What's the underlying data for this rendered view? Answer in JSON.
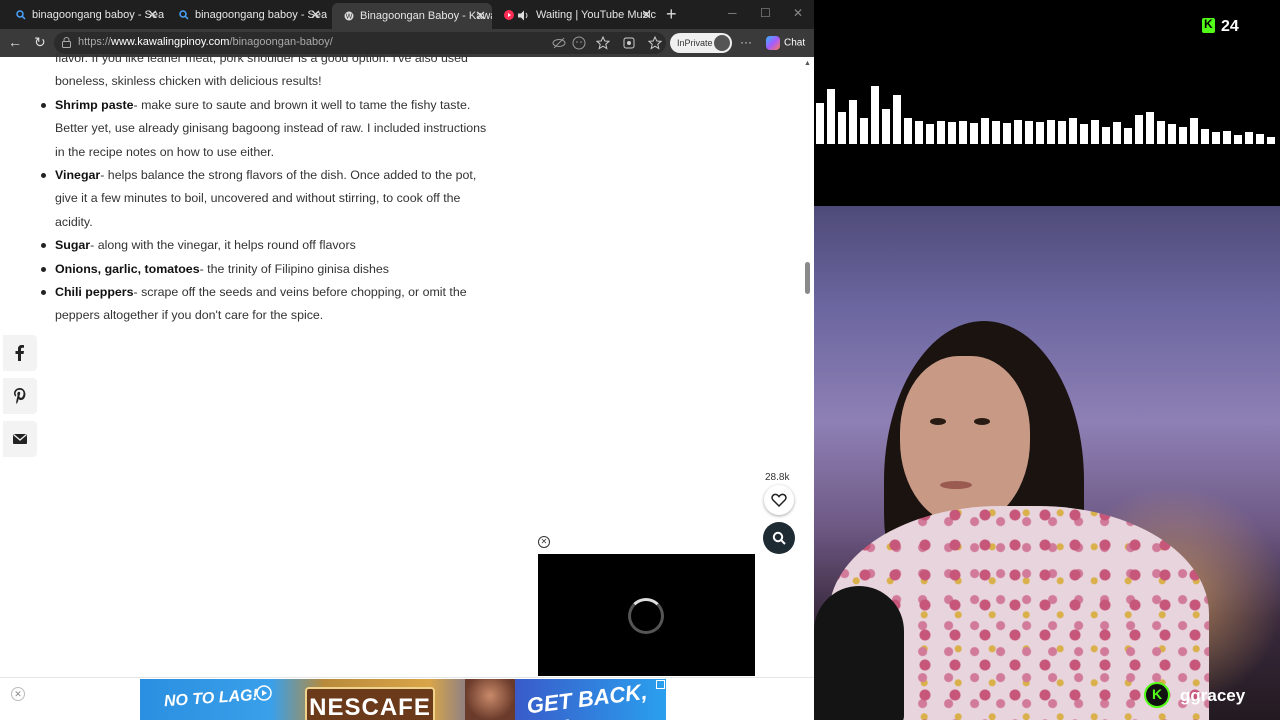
{
  "tabs": [
    {
      "title": "binagoongang baboy - Search",
      "active": false
    },
    {
      "title": "binagoongang baboy - Search",
      "active": false
    },
    {
      "title": "Binagoongan Baboy - Kawaling",
      "active": true
    },
    {
      "title": "Waiting | YouTube Music",
      "active": false
    }
  ],
  "address": {
    "prefix": "https://",
    "domain": "www.kawalingpinoy.com",
    "path": "/binagoongan-baboy/"
  },
  "toolbar": {
    "inprivate_label": "InPrivate",
    "chat_label": "Chat"
  },
  "article": {
    "partial_line_1": "flavor. If you like leaner meat, pork shoulder is a good option. I've also used",
    "partial_line_2": "boneless, skinless chicken with delicious results!",
    "items": [
      {
        "term": "Shrimp paste",
        "lines": [
          "- make sure to saute and brown it well to tame the fishy taste.",
          "Better yet, use already ginisang bagoong instead of raw. I included instructions",
          "in the recipe notes on how to use either."
        ]
      },
      {
        "term": "Vinegar",
        "lines": [
          "- helps balance the strong flavors of the dish. Once added to the pot,",
          "give it a few minutes to boil, uncovered and without stirring, to cook off the",
          "acidity."
        ]
      },
      {
        "term": "Sugar",
        "lines": [
          "- along with the vinegar, it helps round off flavors"
        ]
      },
      {
        "term": "Onions, garlic, tomatoes",
        "lines": [
          "- the trinity of Filipino ginisa dishes"
        ]
      },
      {
        "term": "Chili peppers",
        "lines": [
          "- scrape off the seeds and veins before chopping, or omit the",
          "peppers altogether if you don't care for the spice."
        ]
      }
    ]
  },
  "share": {
    "icons": [
      "facebook-icon",
      "pinterest-icon",
      "email-icon"
    ]
  },
  "likes": {
    "count": "28.8k"
  },
  "ad": {
    "left_text": "NO TO LAG!",
    "brand": "NESCAFE",
    "right_text": "GET BACK, ON!"
  },
  "stream": {
    "viewer_count": "24",
    "streamer_name": "ggracey",
    "accent_color": "#53fc18",
    "visualizer_levels": [
      0.7,
      0.95,
      0.55,
      0.75,
      0.45,
      1.0,
      0.6,
      0.85,
      0.45,
      0.4,
      0.35,
      0.4,
      0.38,
      0.4,
      0.36,
      0.45,
      0.4,
      0.36,
      0.42,
      0.4,
      0.38,
      0.42,
      0.4,
      0.45,
      0.35,
      0.42,
      0.3,
      0.38,
      0.28,
      0.5,
      0.55,
      0.4,
      0.35,
      0.3,
      0.45,
      0.25,
      0.2,
      0.22,
      0.15,
      0.2,
      0.18,
      0.12
    ]
  }
}
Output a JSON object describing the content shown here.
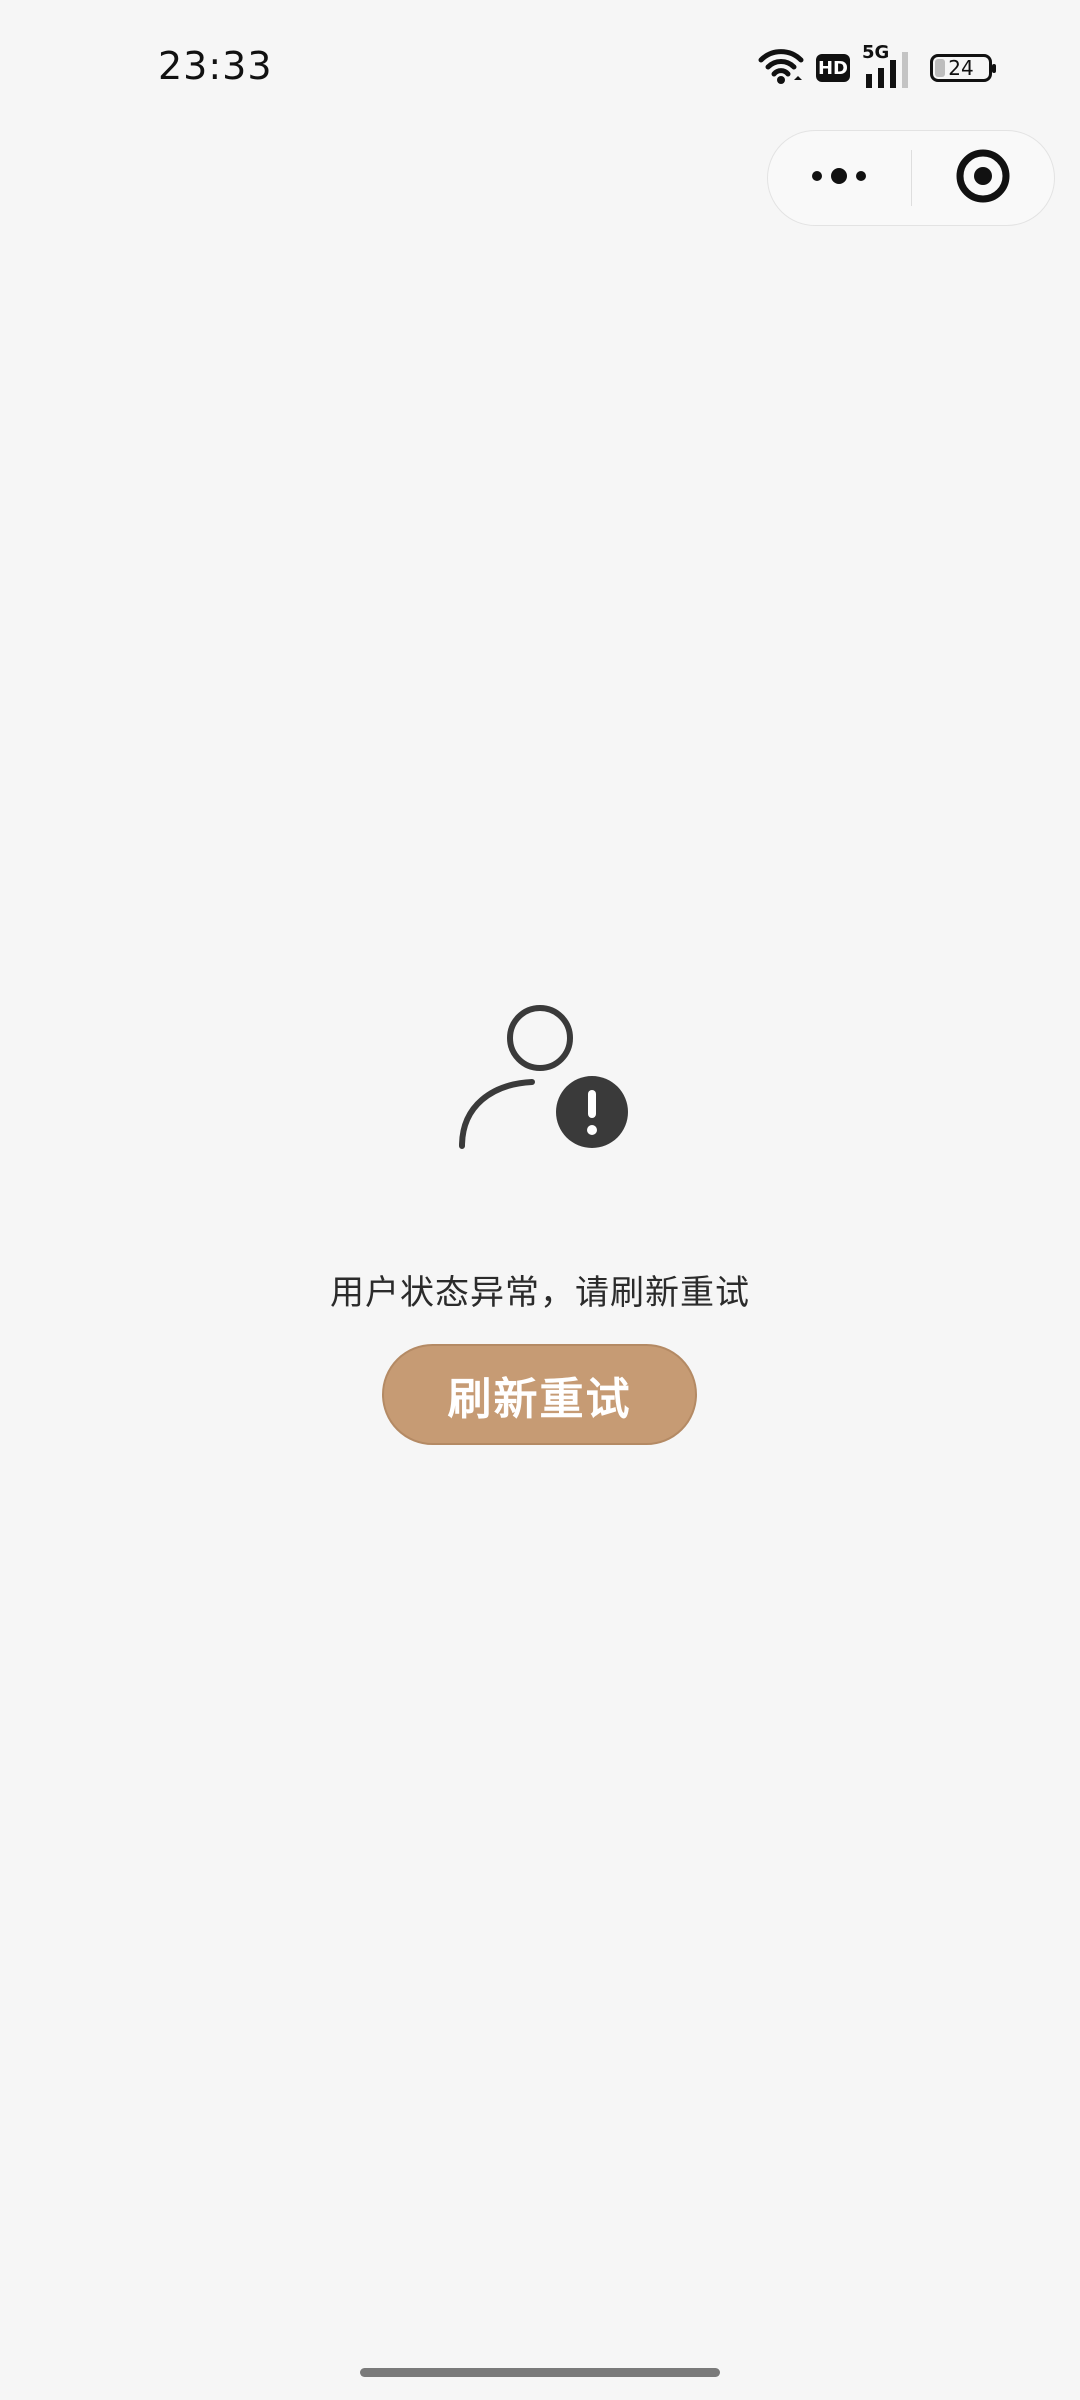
{
  "status_bar": {
    "time": "23:33",
    "network_badge": "HD",
    "signal_label": "5G",
    "battery_level": "24",
    "icons": [
      "wifi-icon",
      "hd-icon",
      "signal-5g-icon",
      "battery-icon"
    ]
  },
  "capsule": {
    "icons": [
      "more-dots-icon",
      "close-target-icon"
    ]
  },
  "main": {
    "icon": "user-warning-icon",
    "message": "用户状态异常，请刷新重试",
    "refresh_label": "刷新重试"
  },
  "colors": {
    "background": "#f6f6f6",
    "accent": "#c69b74",
    "icon": "#3a3a3a"
  }
}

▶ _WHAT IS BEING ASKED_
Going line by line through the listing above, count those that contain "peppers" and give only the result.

▶ _COMPLETED EXERCISE_
2